> [Required work]: The entries need to be copied exactly as they stand, images left out.

Dataset rows describing interfaces
┄┄┄┄┄┄

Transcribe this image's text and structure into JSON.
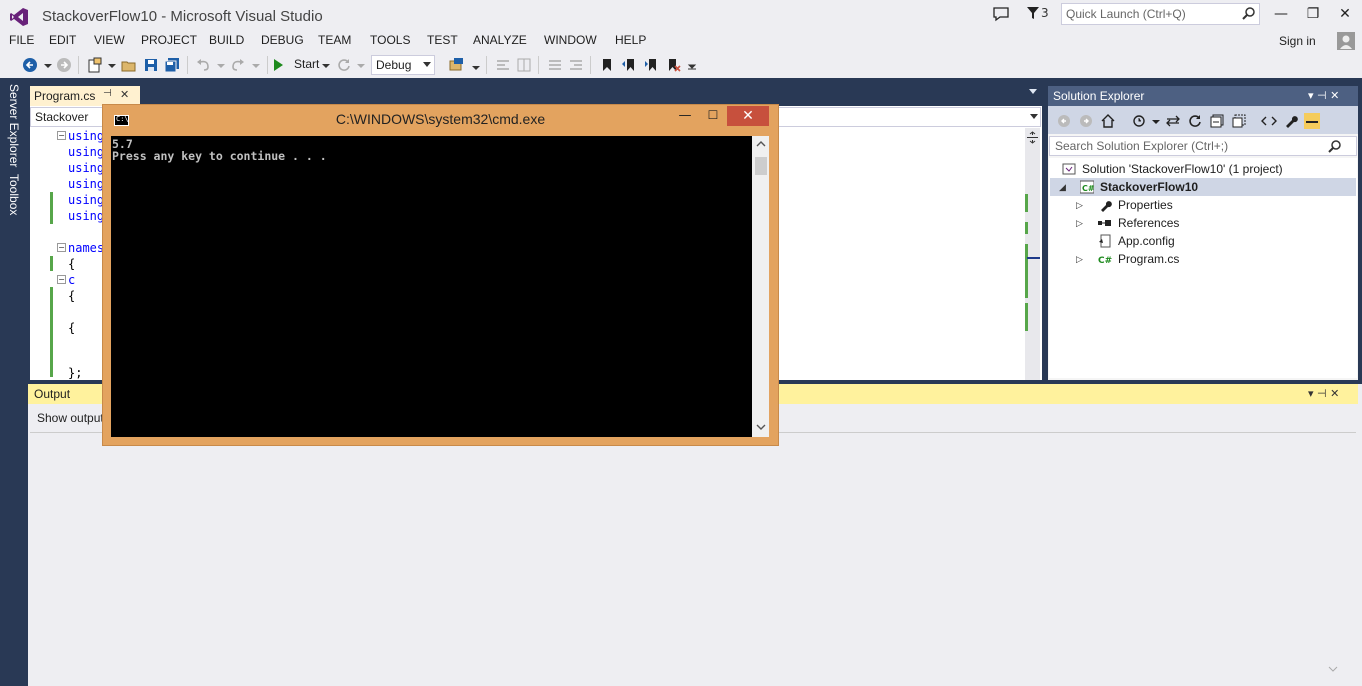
{
  "title_bar": {
    "title": "StackoverFlow10 - Microsoft Visual Studio",
    "filter_count": "3",
    "quick_launch_placeholder": "Quick Launch (Ctrl+Q)",
    "minimize": "—",
    "maximize": "❐",
    "close": "✕"
  },
  "menu": {
    "items": [
      "FILE",
      "EDIT",
      "VIEW",
      "PROJECT",
      "BUILD",
      "DEBUG",
      "TEAM",
      "TOOLS",
      "TEST",
      "ANALYZE",
      "WINDOW",
      "HELP"
    ],
    "sign_in": "Sign in"
  },
  "toolbar": {
    "start_label": "Start",
    "configuration": "Debug"
  },
  "left_tabs": {
    "server_explorer": "Server Explorer",
    "toolbox": "Toolbox"
  },
  "editor": {
    "tab_label": "Program.cs",
    "tab_pin": "⊣",
    "tab_close": "✕",
    "nav_left": "Stackover",
    "lines": [
      {
        "text": "using",
        "kind": "kw"
      },
      {
        "text": "using",
        "kind": "kw"
      },
      {
        "text": "using",
        "kind": "kw"
      },
      {
        "text": "using",
        "kind": "kw"
      },
      {
        "text": "using",
        "kind": "kw"
      },
      {
        "text": "using",
        "kind": "kw"
      },
      {
        "text": "names",
        "kind": "kw"
      },
      {
        "text": "{",
        "kind": "brace"
      },
      {
        "text": "    c",
        "kind": "kw"
      },
      {
        "text": "    {",
        "kind": "brace"
      },
      {
        "text": "{",
        "kind": "brace"
      },
      {
        "text": "};",
        "kind": "brace"
      }
    ]
  },
  "solution_explorer": {
    "title": "Solution Explorer",
    "header_icons": "▾ ⊣ ✕",
    "search_placeholder": "Search Solution Explorer (Ctrl+;)",
    "solution": "Solution 'StackoverFlow10' (1 project)",
    "project": "StackoverFlow10",
    "items": [
      "Properties",
      "References",
      "App.config",
      "Program.cs"
    ]
  },
  "output": {
    "title": "Output",
    "header_icons": "▾ ⊣ ✕",
    "show_output_label": "Show output"
  },
  "cmd": {
    "title": "C:\\WINDOWS\\system32\\cmd.exe",
    "icon_text": "C:\\",
    "minimize": "—",
    "maximize": "☐",
    "close": "✕",
    "lines": [
      "5.7",
      "Press any key to continue . . ."
    ]
  },
  "colors": {
    "chrome": "#eeeef2",
    "frame": "#293955",
    "cmd_frame": "#e3a35f",
    "cmd_close": "#c7503d",
    "output_header": "#fff29d",
    "se_header": "#4d6082"
  }
}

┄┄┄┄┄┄

> [Exercise result]:
Transcribe this image's text and structure into JSON.
{
  "title_bar": {
    "title": "StackoverFlow10 - Microsoft Visual Studio",
    "filter_count": "3",
    "quick_launch_placeholder": "Quick Launch (Ctrl+Q)",
    "minimize": "—",
    "maximize": "❐",
    "close": "✕"
  },
  "menu": {
    "items": [
      "FILE",
      "EDIT",
      "VIEW",
      "PROJECT",
      "BUILD",
      "DEBUG",
      "TEAM",
      "TOOLS",
      "TEST",
      "ANALYZE",
      "WINDOW",
      "HELP"
    ],
    "sign_in": "Sign in"
  },
  "toolbar": {
    "start_label": "Start",
    "configuration": "Debug"
  },
  "left_tabs": {
    "server_explorer": "Server Explorer",
    "toolbox": "Toolbox"
  },
  "editor": {
    "tab_label": "Program.cs",
    "tab_pin": "⊣",
    "tab_close": "✕",
    "nav_left": "Stackover",
    "lines": [
      {
        "text": "using",
        "kind": "kw"
      },
      {
        "text": "using",
        "kind": "kw"
      },
      {
        "text": "using",
        "kind": "kw"
      },
      {
        "text": "using",
        "kind": "kw"
      },
      {
        "text": "using",
        "kind": "kw"
      },
      {
        "text": "using",
        "kind": "kw"
      },
      {
        "text": "names",
        "kind": "kw"
      },
      {
        "text": "{",
        "kind": "brace"
      },
      {
        "text": "    c",
        "kind": "kw"
      },
      {
        "text": "    {",
        "kind": "brace"
      },
      {
        "text": "{",
        "kind": "brace"
      },
      {
        "text": "};",
        "kind": "brace"
      }
    ]
  },
  "solution_explorer": {
    "title": "Solution Explorer",
    "header_icons": "▾ ⊣ ✕",
    "search_placeholder": "Search Solution Explorer (Ctrl+;)",
    "solution": "Solution 'StackoverFlow10' (1 project)",
    "project": "StackoverFlow10",
    "items": [
      "Properties",
      "References",
      "App.config",
      "Program.cs"
    ]
  },
  "output": {
    "title": "Output",
    "header_icons": "▾ ⊣ ✕",
    "show_output_label": "Show output"
  },
  "cmd": {
    "title": "C:\\WINDOWS\\system32\\cmd.exe",
    "icon_text": "C:\\",
    "minimize": "—",
    "maximize": "☐",
    "close": "✕",
    "lines": [
      "5.7",
      "Press any key to continue . . ."
    ]
  },
  "colors": {
    "chrome": "#eeeef2",
    "frame": "#293955",
    "cmd_frame": "#e3a35f",
    "cmd_close": "#c7503d",
    "output_header": "#fff29d",
    "se_header": "#4d6082"
  }
}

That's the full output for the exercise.